● **Supplied data**:
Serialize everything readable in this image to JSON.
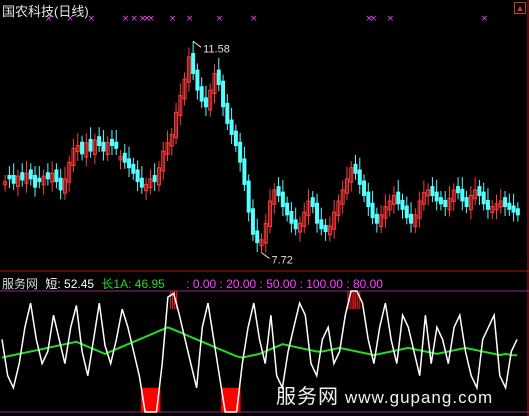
{
  "header": {
    "title": "国农科技(日线)"
  },
  "price_panel": {
    "high_label": "11.58",
    "low_label": "7.72",
    "colors": {
      "up": "#ff3b3b",
      "down": "#54ffff",
      "marker": "#ff40ff"
    }
  },
  "indicator_panel": {
    "name": "服务网",
    "short_label": "短:",
    "short_value": "52.45",
    "long_label": "长1A:",
    "long_value": "46.95",
    "levels_text": ": 0.00  : 20.00  : 50.00  : 100.00  : 80.00",
    "colors": {
      "short": "#ffffff",
      "long": "#22dd22",
      "levels": "#ff40ff",
      "signal": "#ff0000"
    }
  },
  "watermark": {
    "brand": "服务网",
    "url": "www.gupang.com"
  },
  "chart_data": [
    {
      "type": "candlestick",
      "title": "国农科技(日线)",
      "annotations": [
        {
          "text": "11.58",
          "kind": "high"
        },
        {
          "text": "7.72",
          "kind": "low"
        }
      ],
      "ylim": [
        7.5,
        11.9
      ],
      "close": [
        8.95,
        9.0,
        8.92,
        9.05,
        8.98,
        9.1,
        9.0,
        8.85,
        8.95,
        9.05,
        9.0,
        9.1,
        8.95,
        8.8,
        9.0,
        9.3,
        9.55,
        9.6,
        9.45,
        9.65,
        9.5,
        9.7,
        9.6,
        9.5,
        9.65,
        9.6,
        9.55,
        9.4,
        9.3,
        9.2,
        9.1,
        8.95,
        8.85,
        8.9,
        9.0,
        8.95,
        9.2,
        9.5,
        9.65,
        9.8,
        10.2,
        10.5,
        10.8,
        11.2,
        10.9,
        10.6,
        10.4,
        10.3,
        10.6,
        10.9,
        10.7,
        10.3,
        10.0,
        9.8,
        9.6,
        9.3,
        8.9,
        8.4,
        8.0,
        7.85,
        7.9,
        8.2,
        8.6,
        8.8,
        8.7,
        8.5,
        8.35,
        8.2,
        8.1,
        8.2,
        8.4,
        8.6,
        8.5,
        8.2,
        8.1,
        8.05,
        8.15,
        8.4,
        8.6,
        8.8,
        9.0,
        9.2,
        9.1,
        8.9,
        8.7,
        8.5,
        8.3,
        8.2,
        8.35,
        8.5,
        8.6,
        8.7,
        8.55,
        8.45,
        8.3,
        8.2,
        8.35,
        8.6,
        8.75,
        8.8,
        8.7,
        8.6,
        8.55,
        8.5,
        8.65,
        8.8,
        8.75,
        8.6,
        8.5,
        8.7,
        8.8,
        8.7,
        8.55,
        8.45,
        8.5,
        8.55,
        8.6,
        8.5,
        8.45,
        8.4,
        8.35
      ],
      "up_days": [
        0,
        3,
        5,
        9,
        11,
        14,
        15,
        16,
        17,
        19,
        21,
        24,
        27,
        33,
        34,
        36,
        37,
        38,
        39,
        40,
        41,
        42,
        43,
        48,
        49,
        60,
        61,
        62,
        63,
        69,
        70,
        71,
        76,
        77,
        78,
        79,
        80,
        81,
        88,
        89,
        90,
        91,
        96,
        97,
        98,
        99,
        104,
        105,
        109,
        110,
        114,
        115,
        116
      ]
    },
    {
      "type": "line",
      "series": [
        {
          "name": "短",
          "values": [
            60,
            30,
            20,
            40,
            70,
            90,
            60,
            40,
            50,
            80,
            60,
            40,
            70,
            88,
            50,
            30,
            60,
            90,
            55,
            40,
            60,
            85,
            70,
            50,
            30,
            0,
            0,
            0,
            40,
            95,
            98,
            80,
            60,
            40,
            20,
            70,
            90,
            60,
            30,
            0,
            0,
            0,
            40,
            70,
            90,
            60,
            40,
            80,
            30,
            20,
            50,
            70,
            90,
            80,
            40,
            30,
            60,
            70,
            40,
            50,
            80,
            100,
            100,
            90,
            60,
            40,
            70,
            90,
            60,
            40,
            80,
            70,
            50,
            30,
            80,
            40,
            70,
            60,
            40,
            70,
            80,
            50,
            30,
            20,
            60,
            70,
            80,
            30,
            20,
            50,
            60
          ],
          "last": 52.45
        },
        {
          "name": "长1A",
          "values": [
            45,
            46,
            47,
            48,
            49,
            50,
            51,
            52,
            53,
            54,
            55,
            56,
            57,
            58,
            56,
            54,
            52,
            50,
            48,
            50,
            52,
            54,
            56,
            58,
            60,
            62,
            64,
            66,
            68,
            70,
            68,
            66,
            64,
            62,
            60,
            58,
            56,
            54,
            52,
            50,
            48,
            46,
            45,
            46,
            47,
            48,
            50,
            52,
            54,
            56,
            55,
            54,
            53,
            52,
            51,
            50,
            50,
            51,
            52,
            53,
            52,
            51,
            50,
            49,
            48,
            47,
            48,
            49,
            50,
            51,
            52,
            53,
            52,
            51,
            50,
            49,
            48,
            49,
            50,
            51,
            52,
            53,
            52,
            51,
            50,
            49,
            48,
            47,
            48,
            47,
            46.95
          ],
          "last": 46.95
        }
      ],
      "levels": [
        0,
        20,
        50,
        80,
        100
      ]
    }
  ]
}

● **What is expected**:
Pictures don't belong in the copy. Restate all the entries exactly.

● **Answer section**:
Serialize everything readable in this image to JSON.
{
  "header": {
    "title": "国农科技(日线)"
  },
  "price_panel": {
    "high_label": "11.58",
    "low_label": "7.72",
    "colors": {
      "up": "#ff3b3b",
      "down": "#54ffff",
      "marker": "#ff40ff"
    }
  },
  "indicator_panel": {
    "name": "服务网",
    "short_label": "短:",
    "short_value": "52.45",
    "long_label": "长1A:",
    "long_value": "46.95",
    "levels_text": ": 0.00  : 20.00  : 50.00  : 100.00  : 80.00",
    "colors": {
      "short": "#ffffff",
      "long": "#22dd22",
      "levels": "#ff40ff",
      "signal": "#ff0000"
    }
  },
  "watermark": {
    "brand": "服务网",
    "url": "www.gupang.com"
  },
  "chart_data": [
    {
      "type": "candlestick",
      "title": "国农科技(日线)",
      "annotations": [
        {
          "text": "11.58",
          "kind": "high"
        },
        {
          "text": "7.72",
          "kind": "low"
        }
      ],
      "ylim": [
        7.5,
        11.9
      ],
      "close": [
        8.95,
        9.0,
        8.92,
        9.05,
        8.98,
        9.1,
        9.0,
        8.85,
        8.95,
        9.05,
        9.0,
        9.1,
        8.95,
        8.8,
        9.0,
        9.3,
        9.55,
        9.6,
        9.45,
        9.65,
        9.5,
        9.7,
        9.6,
        9.5,
        9.65,
        9.6,
        9.55,
        9.4,
        9.3,
        9.2,
        9.1,
        8.95,
        8.85,
        8.9,
        9.0,
        8.95,
        9.2,
        9.5,
        9.65,
        9.8,
        10.2,
        10.5,
        10.8,
        11.2,
        10.9,
        10.6,
        10.4,
        10.3,
        10.6,
        10.9,
        10.7,
        10.3,
        10.0,
        9.8,
        9.6,
        9.3,
        8.9,
        8.4,
        8.0,
        7.85,
        7.9,
        8.2,
        8.6,
        8.8,
        8.7,
        8.5,
        8.35,
        8.2,
        8.1,
        8.2,
        8.4,
        8.6,
        8.5,
        8.2,
        8.1,
        8.05,
        8.15,
        8.4,
        8.6,
        8.8,
        9.0,
        9.2,
        9.1,
        8.9,
        8.7,
        8.5,
        8.3,
        8.2,
        8.35,
        8.5,
        8.6,
        8.7,
        8.55,
        8.45,
        8.3,
        8.2,
        8.35,
        8.6,
        8.75,
        8.8,
        8.7,
        8.6,
        8.55,
        8.5,
        8.65,
        8.8,
        8.75,
        8.6,
        8.5,
        8.7,
        8.8,
        8.7,
        8.55,
        8.45,
        8.5,
        8.55,
        8.6,
        8.5,
        8.45,
        8.4,
        8.35
      ],
      "up_days": [
        0,
        3,
        5,
        9,
        11,
        14,
        15,
        16,
        17,
        19,
        21,
        24,
        27,
        33,
        34,
        36,
        37,
        38,
        39,
        40,
        41,
        42,
        43,
        48,
        49,
        60,
        61,
        62,
        63,
        69,
        70,
        71,
        76,
        77,
        78,
        79,
        80,
        81,
        88,
        89,
        90,
        91,
        96,
        97,
        98,
        99,
        104,
        105,
        109,
        110,
        114,
        115,
        116
      ]
    },
    {
      "type": "line",
      "series": [
        {
          "name": "短",
          "values": [
            60,
            30,
            20,
            40,
            70,
            90,
            60,
            40,
            50,
            80,
            60,
            40,
            70,
            88,
            50,
            30,
            60,
            90,
            55,
            40,
            60,
            85,
            70,
            50,
            30,
            0,
            0,
            0,
            40,
            95,
            98,
            80,
            60,
            40,
            20,
            70,
            90,
            60,
            30,
            0,
            0,
            0,
            40,
            70,
            90,
            60,
            40,
            80,
            30,
            20,
            50,
            70,
            90,
            80,
            40,
            30,
            60,
            70,
            40,
            50,
            80,
            100,
            100,
            90,
            60,
            40,
            70,
            90,
            60,
            40,
            80,
            70,
            50,
            30,
            80,
            40,
            70,
            60,
            40,
            70,
            80,
            50,
            30,
            20,
            60,
            70,
            80,
            30,
            20,
            50,
            60
          ],
          "last": 52.45
        },
        {
          "name": "长1A",
          "values": [
            45,
            46,
            47,
            48,
            49,
            50,
            51,
            52,
            53,
            54,
            55,
            56,
            57,
            58,
            56,
            54,
            52,
            50,
            48,
            50,
            52,
            54,
            56,
            58,
            60,
            62,
            64,
            66,
            68,
            70,
            68,
            66,
            64,
            62,
            60,
            58,
            56,
            54,
            52,
            50,
            48,
            46,
            45,
            46,
            47,
            48,
            50,
            52,
            54,
            56,
            55,
            54,
            53,
            52,
            51,
            50,
            50,
            51,
            52,
            53,
            52,
            51,
            50,
            49,
            48,
            47,
            48,
            49,
            50,
            51,
            52,
            53,
            52,
            51,
            50,
            49,
            48,
            49,
            50,
            51,
            52,
            53,
            52,
            51,
            50,
            49,
            48,
            47,
            48,
            47,
            46.95
          ],
          "last": 46.95
        }
      ],
      "levels": [
        0,
        20,
        50,
        80,
        100
      ]
    }
  ]
}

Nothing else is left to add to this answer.